Inside Housing opinion piece on shared ownership by Sue Shirt, Executive Director Customer Experience
There are a number of important issues raised in the consultation from housing secretary Robert Jenrick on a potential “new national model for shared ownership”.
First, shared ownership has been fundamentally unchanged for the 40 years it has existed. At Stonewater, we acquired our first shared ownership home in the 1980s, so it is time to explore what fit the needs of a modern housing market and customer aspirations.
Stonewater supports improving access to homeownership as a choice of tenure alongside other affordable rented homes. What is important is making sure that any alterations to the shared ownership model do truly enhance access for customers, as well as ensure housing associations are able to continue building more shared ownership homes.
Second, the idea of reducing staircasing requirements and challenging whether some of the costs incurred in staircasing can be reduced is a good one.
At present, shared owners can staircase in increments of a minimum of 10%.
To date, Stonewater has provided 2,500 shared ownership homes, with 1,000 more planned over the next three years. In our experience, the cost to a shared owner per transaction is usually around £1,000.
This is mainly made up of their own legal costs, valuation and any fees required to adjust their lending requirements. As with all shared owners, it also includes Stonewater’s administration costs and legal fees.
We are very conscious of the cost barriers around shared ownership and already offer £500 cash back on any staircasing transaction.

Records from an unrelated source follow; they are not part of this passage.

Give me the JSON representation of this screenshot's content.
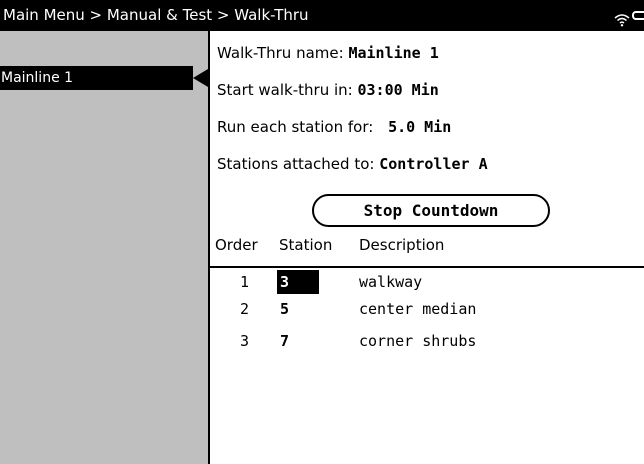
{
  "header": {
    "breadcrumb": "Main Menu > Manual & Test > Walk-Thru",
    "wifi_icon": "wifi-icon",
    "battery_icon": "battery-icon"
  },
  "sidebar": {
    "items": [
      {
        "label": "Mainline 1",
        "selected": true
      }
    ]
  },
  "details": {
    "name_label": "Walk-Thru name:",
    "name_value": "Mainline 1",
    "start_label": "Start walk-thru in:",
    "start_value": "03:00 Min",
    "run_label": "Run each station for:",
    "run_value": "5.0 Min",
    "attached_label": "Stations attached to:",
    "attached_value": "Controller A"
  },
  "stop_button": {
    "label": "Stop Countdown"
  },
  "table": {
    "headers": [
      "Order",
      "Station",
      "Description"
    ],
    "rows": [
      {
        "order": "1",
        "station": "3",
        "description": "walkway",
        "selected": true
      },
      {
        "order": "2",
        "station": "5",
        "description": "center median"
      },
      {
        "order": "3",
        "station": "7",
        "description": "corner shrubs"
      }
    ]
  }
}
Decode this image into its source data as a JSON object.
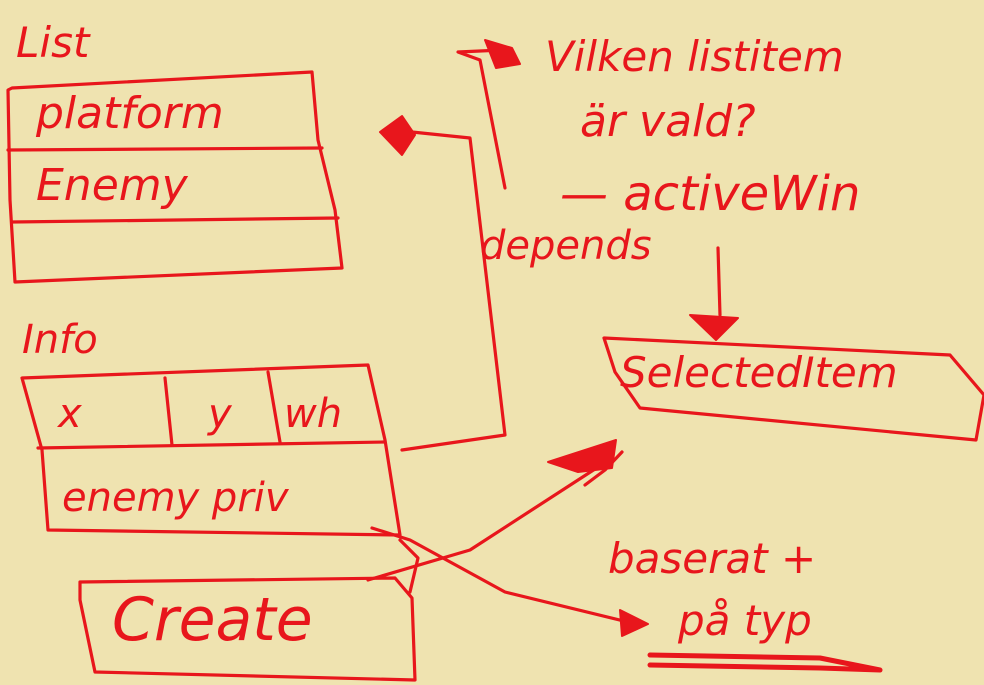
{
  "list": {
    "title": "List",
    "items": [
      "platform",
      "Enemy",
      ""
    ]
  },
  "info": {
    "title": "Info",
    "columns": [
      "x",
      "y",
      "wh"
    ],
    "detail": "enemy priv"
  },
  "create_label": "Create",
  "note": {
    "question_line1": "Vilken listitem",
    "question_line2": "är vald?",
    "active": "— activeWin",
    "depends": "depends"
  },
  "selected_item": "SelectedItem",
  "based_on": {
    "line1": "baserat +",
    "line2": "på typ"
  },
  "colors": {
    "ink": "#e8161c",
    "paper": "#efe3b0"
  }
}
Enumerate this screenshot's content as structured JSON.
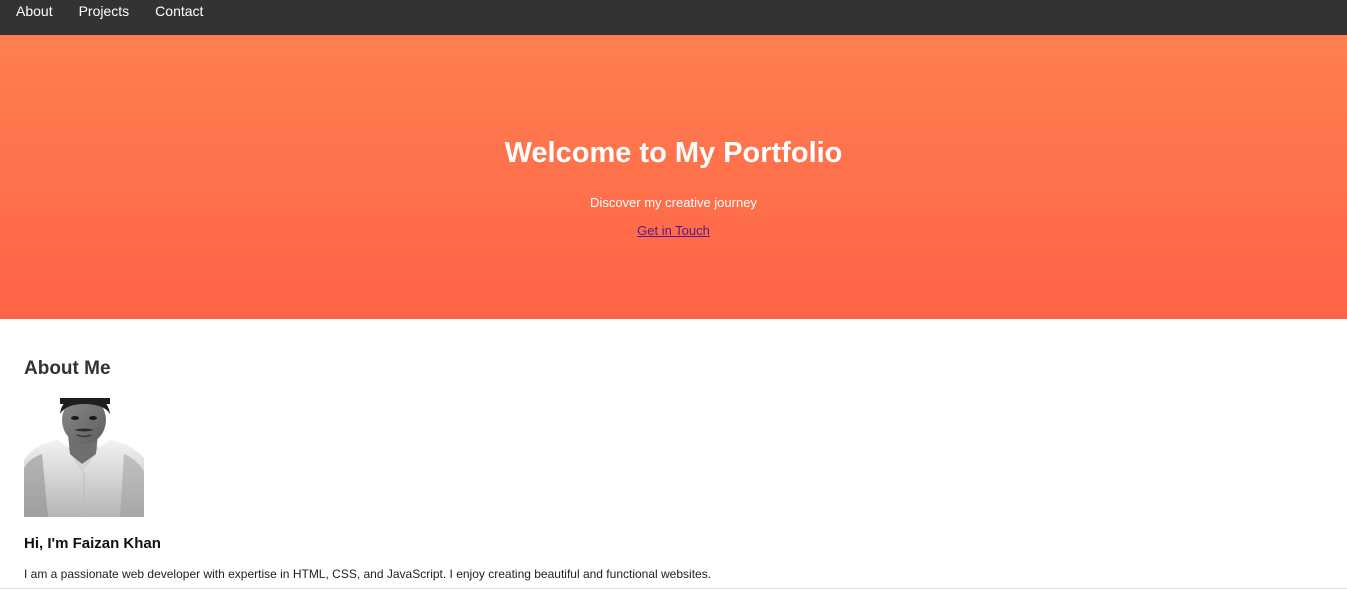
{
  "nav": {
    "items": [
      {
        "label": "About"
      },
      {
        "label": "Projects"
      },
      {
        "label": "Contact"
      }
    ]
  },
  "hero": {
    "title": "Welcome to My Portfolio",
    "subtitle": "Discover my creative journey",
    "cta_label": "Get in Touch"
  },
  "about": {
    "heading": "About Me",
    "photo_icon": "profile-photo",
    "name_heading": "Hi, I'm Faizan Khan",
    "description": "I am a passionate web developer with expertise in HTML, CSS, and JavaScript. I enjoy creating beautiful and functional websites."
  },
  "colors": {
    "navbar": "#333333",
    "hero_gradient_top": "#ff7f50",
    "hero_gradient_bottom": "#ff6347",
    "link_visited": "#551a8b"
  }
}
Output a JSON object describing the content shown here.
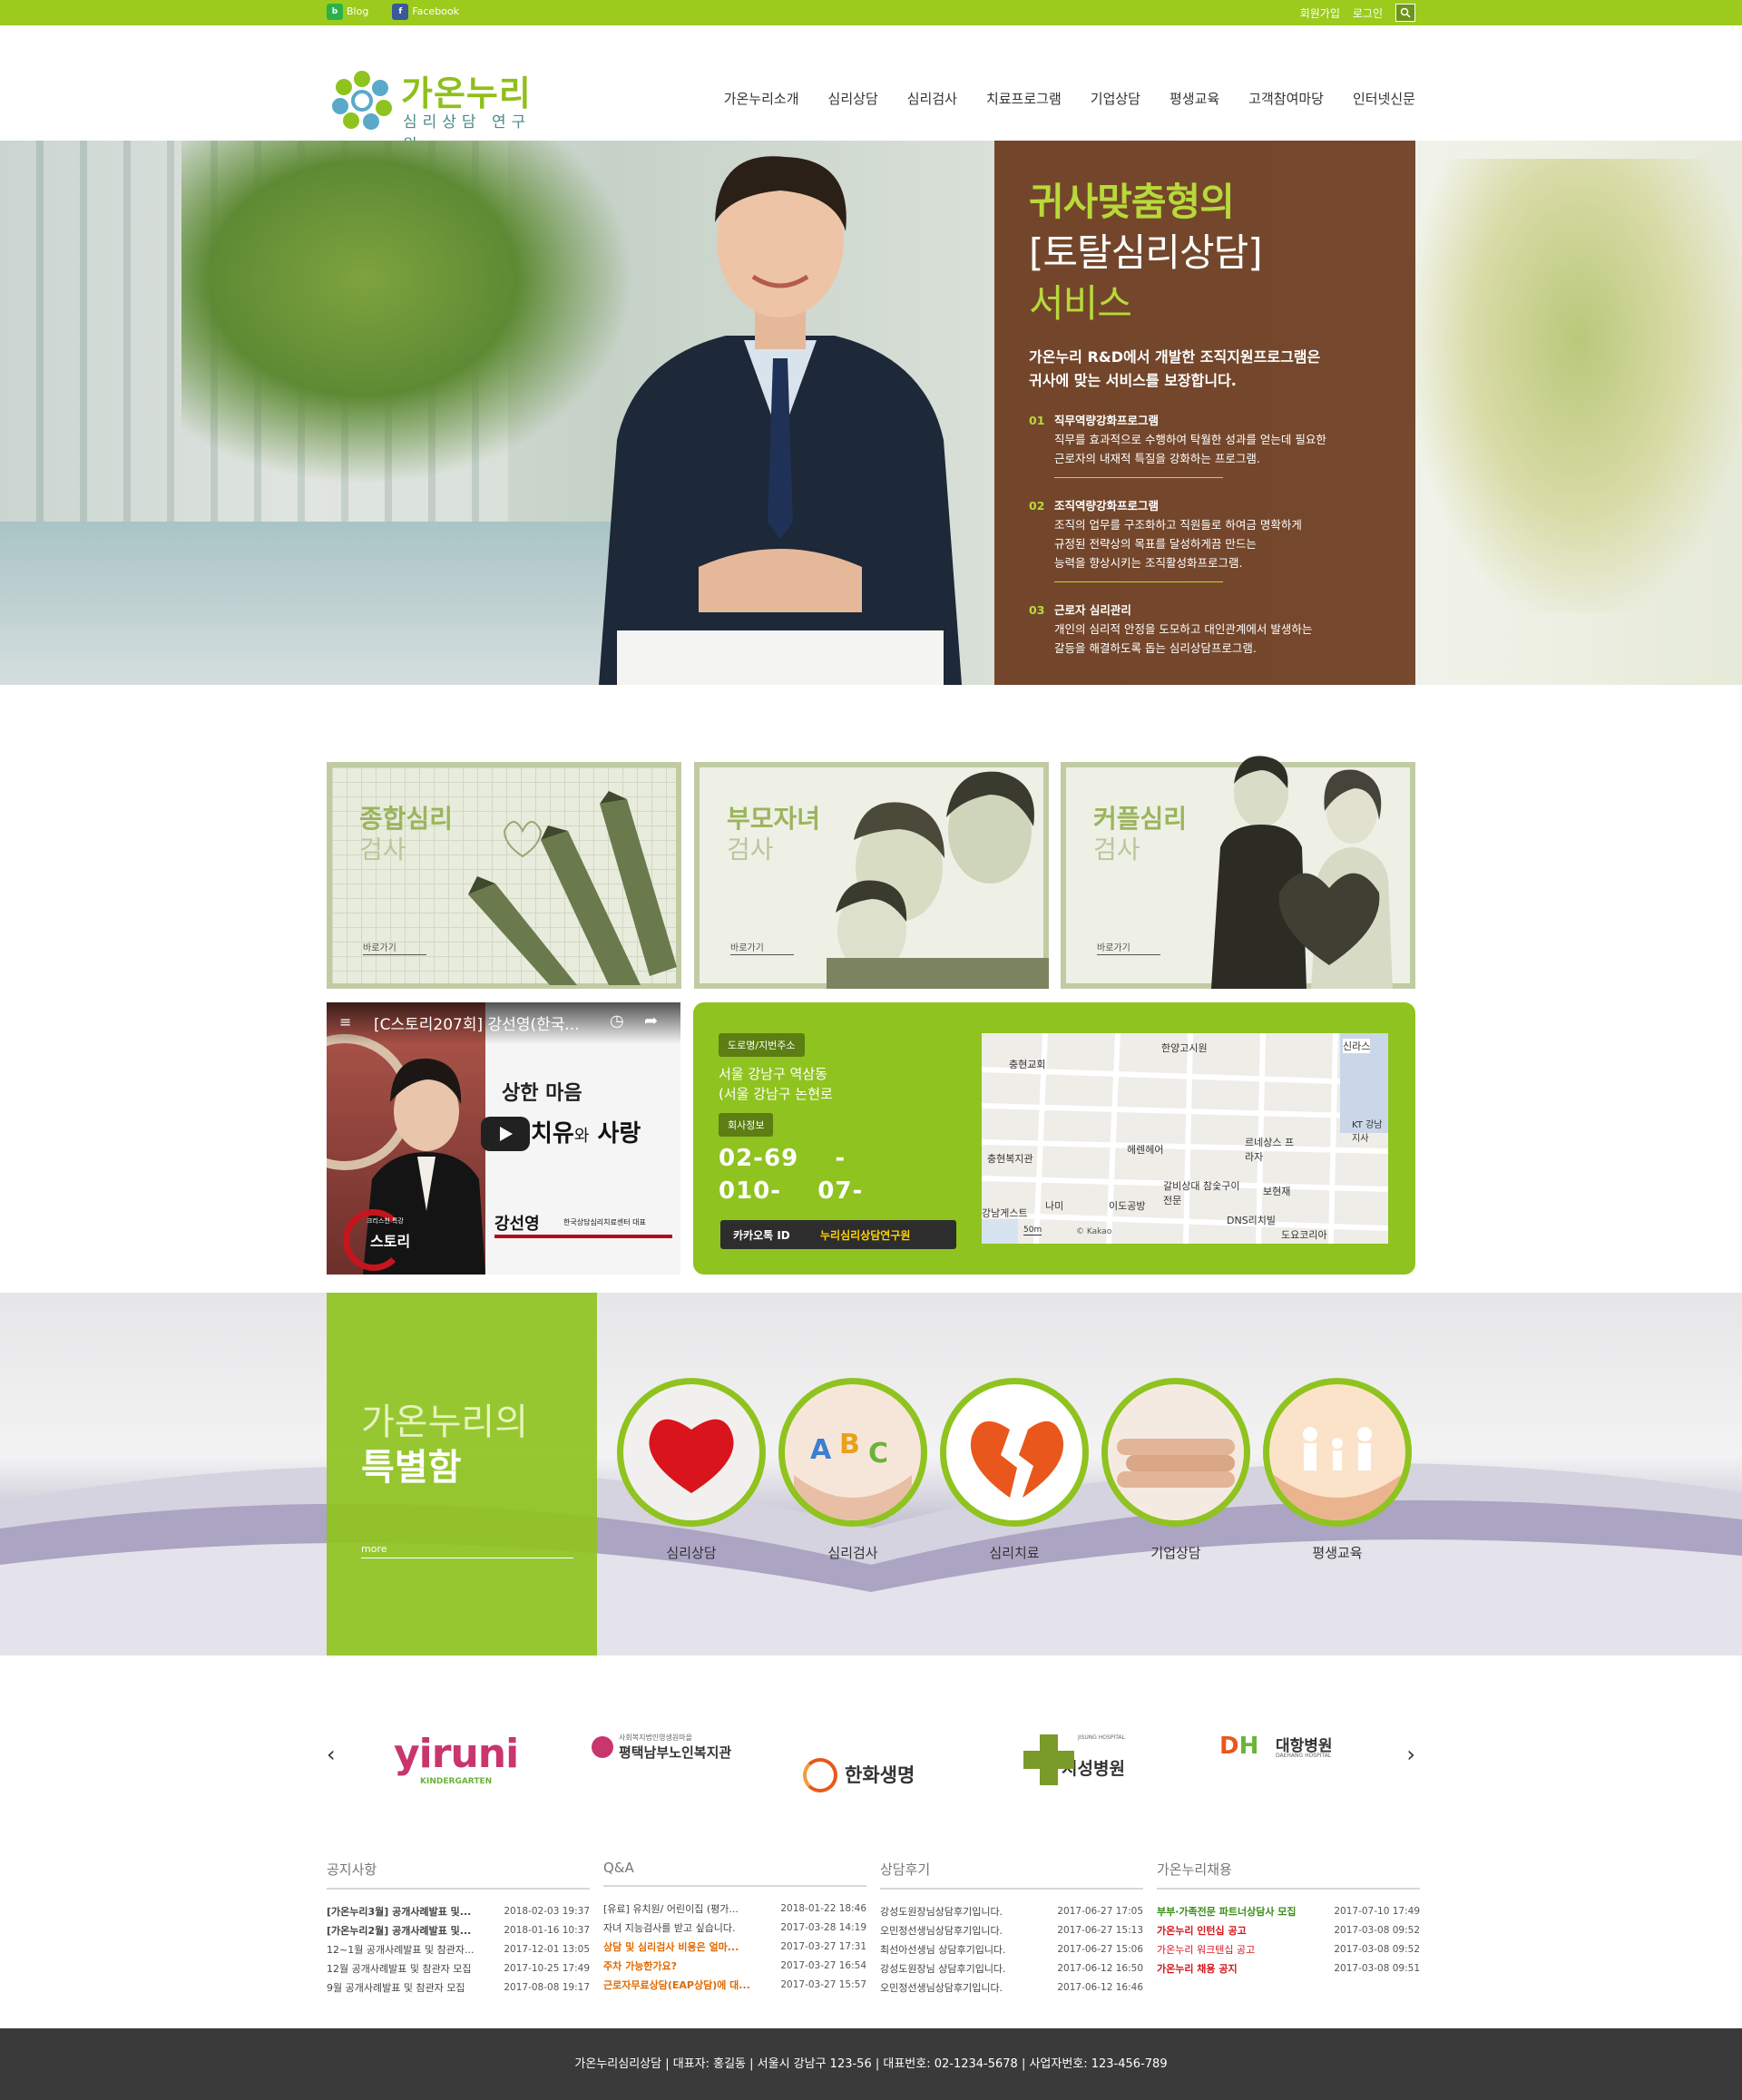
{
  "topbar": {
    "blog": "Blog",
    "facebook": "Facebook",
    "join": "회원가입",
    "login": "로그인"
  },
  "logo": {
    "name": "가온누리",
    "sub": "심리상담 연구원"
  },
  "nav": [
    "가온누리소개",
    "심리상담",
    "심리검사",
    "치료프로그램",
    "기업상담",
    "평생교육",
    "고객참여마당",
    "인터넷신문"
  ],
  "hero": {
    "line1": "귀사맞춤형의",
    "line2": "[토탈심리상담]",
    "line3": "서비스",
    "intro1": "가온누리 R&D에서 개발한 조직지원프로그램은",
    "intro2": "귀사에 맞는 서비스를 보장합니다.",
    "items": [
      {
        "no": "01",
        "title": "직무역량강화프로그램",
        "d1": "직무를 효과적으로 수행하여 탁월한 성과를 얻는데 필요한",
        "d2": "근로자의 내재적 특질을 강화하는 프로그램.",
        "d3": ""
      },
      {
        "no": "02",
        "title": "조직역량강화프로그램",
        "d1": "조직의 업무를 구조화하고 직원들로 하여금 명확하게",
        "d2": "규정된 전략상의 목표를 달성하게끔 만드는",
        "d3": "능력을 향상시키는 조직활성화프로그램."
      },
      {
        "no": "03",
        "title": "근로자 심리관리",
        "d1": "개인의 심리적 안정을 도모하고 대인관계에서 발생하는",
        "d2": "갈등을 해결하도록 돕는 심리상담프로그램.",
        "d3": ""
      }
    ]
  },
  "cards": [
    {
      "t1": "종합심리",
      "t2": "검사",
      "go": "바로가기"
    },
    {
      "t1": "부모자녀",
      "t2": "검사",
      "go": "바로가기"
    },
    {
      "t1": "커플심리",
      "t2": "검사",
      "go": "바로가기"
    }
  ],
  "video": {
    "title": "[C스토리207회] 강선영(한국...",
    "cap1": "상한 마음",
    "cap2a": "치유",
    "cap2b": "와",
    "cap2c": "사랑",
    "name": "강선영",
    "org": "한국상담심리치료센터 대표",
    "logo1": "크리스천 특강",
    "logo2": "스토리"
  },
  "contact": {
    "addr_tag": "도로명/지번주소",
    "addr1": "서울 강남구 역삼동",
    "addr2": "(서울 강남구 논현로",
    "info_tag": "회사정보",
    "tel1": "02-69    -",
    "tel2": "010-    07-",
    "kakao_label": "카카오톡 ID",
    "kakao_id": "누리심리상담연구원"
  },
  "map": {
    "labels": [
      "충현교회",
      "한양고시원",
      "신라스",
      "KT 강남지사",
      "충현복지관",
      "헤렌헤어",
      "르네상스 프라자",
      "갈비상대 참숯구이전문",
      "나미",
      "이도공방",
      "보현재",
      "강남게스트",
      "DNS리치빌",
      "도요코리아"
    ],
    "scale": "50m",
    "credit": "© Kakao"
  },
  "special": {
    "t1": "가온누리의",
    "t2": "특별함",
    "more": "more",
    "items": [
      "심리상담",
      "심리검사",
      "심리치료",
      "기업상담",
      "평생교육"
    ]
  },
  "partners": [
    {
      "name": "yiruni",
      "sub": "KINDERGARTEN"
    },
    {
      "name": "평택남부노인복지관",
      "sub": "사회복지법인영생원마을"
    },
    {
      "name": "한화생명",
      "sub": ""
    },
    {
      "name": "지성병원",
      "sub": "JISUNG HOSPITAL"
    },
    {
      "name": "대항병원",
      "sub": "DAEHANG HOSPITAL"
    }
  ],
  "boards": [
    {
      "title": "공지사항",
      "rows": [
        {
          "t": "[가온누리3월] 공개사례발표 및...",
          "d": "2018-02-03",
          "h": "19:37"
        },
        {
          "t": "[가온누리2월] 공개사례발표 및...",
          "d": "2018-01-16",
          "h": "10:37"
        },
        {
          "t": "12~1월 공개사례발표 및 참관자...",
          "d": "2017-12-01",
          "h": "13:05"
        },
        {
          "t": "12월 공개사례발표 및 참관자 모집",
          "d": "2017-10-25",
          "h": "17:49"
        },
        {
          "t": "9월 공개사례발표 및 참관자 모집",
          "d": "2017-08-08",
          "h": "19:17"
        }
      ]
    },
    {
      "title": "Q&A",
      "rows": [
        {
          "t": "[유료] 유치원/ 어린이집 (평가...",
          "d": "2018-01-22",
          "h": "18:46"
        },
        {
          "t": "자녀 지능검사를 받고 싶습니다.",
          "d": "2017-03-28",
          "h": "14:19"
        },
        {
          "t": "상담 및 심리검사 비용은 얼마...",
          "d": "2017-03-27",
          "h": "17:31"
        },
        {
          "t": "주차 가능한가요?",
          "d": "2017-03-27",
          "h": "16:54"
        },
        {
          "t": "근로자무료상담(EAP상담)에 대...",
          "d": "2017-03-27",
          "h": "15:57"
        }
      ]
    },
    {
      "title": "상담후기",
      "rows": [
        {
          "t": "강성도원장님상담후기입니다.",
          "d": "2017-06-27",
          "h": "17:05"
        },
        {
          "t": "오민정선생님상담후기입니다.",
          "d": "2017-06-27",
          "h": "15:13"
        },
        {
          "t": "최선아선생님 상담후기입니다.",
          "d": "2017-06-27",
          "h": "15:06"
        },
        {
          "t": "강성도원장님 상담후기입니다.",
          "d": "2017-06-12",
          "h": "16:50"
        },
        {
          "t": "오민정선생님상담후기입니다.",
          "d": "2017-06-12",
          "h": "16:46"
        }
      ]
    },
    {
      "title": "가온누리채용",
      "rows": [
        {
          "t": "부부·가족전문 파트너상담사 모집",
          "d": "2017-07-10",
          "h": "17:49"
        },
        {
          "t": "가온누리 인턴십 공고",
          "d": "2017-03-08",
          "h": "09:52"
        },
        {
          "t": "가온누리 워크텐십 공고",
          "d": "2017-03-08",
          "h": "09:52"
        },
        {
          "t": "가온누리 채용 공지",
          "d": "2017-03-08",
          "h": "09:51"
        }
      ]
    }
  ],
  "footer": "가온누리심리상담 | 대표자: 홍길동 | 서울시 강남구 123-56 | 대표번호: 02-1234-5678 | 사업자번호: 123-456-789",
  "colors": {
    "accent": "#8fc31f",
    "panel": "#64301 2",
    "footer": "#3a3a3a"
  }
}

We are also exploring the provision of a maintenance package for shared owners to purchase at an annual fee that will cover the cost of labour for any repairs required to their homes.
However, we find that, even with incentives, only around 5% of customers currently staircase each year. They mainly do so at the point of sale in order to open the property up to the wider housing market and exit.
The government’s idea of a customer savings account that when it reaches 1% of the value of their home is used to buy 1% equity is very appealing.
We would be really interested to work with the government to explore how this could be made to work in practice.
Another interesting approach is one taken by Metropolitan Thames Valley, where their shared owners are given the opportunity to overpay their rent in return for an annual 1% increase in equity.
On some of the other key proposed changes, we see no real issue for us in abolishing the eight-week pre-emption clause. In practice we rarely hold our shared owners to this and allow them to market the homes in the traditional way much earlier.
Replacing this approach with a first refusal seems sensible – we think 10 days is reasonable. If we decide to buy back a home, the fastest we could do this would be eight weeks, but 16 weeks would be much more realistic to accommodate the often unpredictable delays encountered during the sale process.
On the use of a house price inflation-based model for valuation, this could work. There are two obvious caveats. One would be the likely increase in appeals by shared owners over the valuation of their home, as a house price inflation-based approach may well over-value it.
A second issue would be that if or when shared ownership becomes a significant part of a local market, valuations may still be needed, otherwise the valuation of the home would influence the House Price Index rather than follow it.
A final point concerns the introduction of a new shared ownership model.
If the new approach applies only to new shared ownership properties, there is a danger of creating a two-tier shared ownership system, with existing shared ownership homes potential being devalued as a result.
However, if the scheme is applied to new as well as existing homes, this will affect the financial modelling housing associations have carried out to make existing schemes stack up.
Whatever approach the government decides on, its introduction will need to be carefully considered. We look forward to working together on delivering solutions.
You can also read the article on the Inside Housing website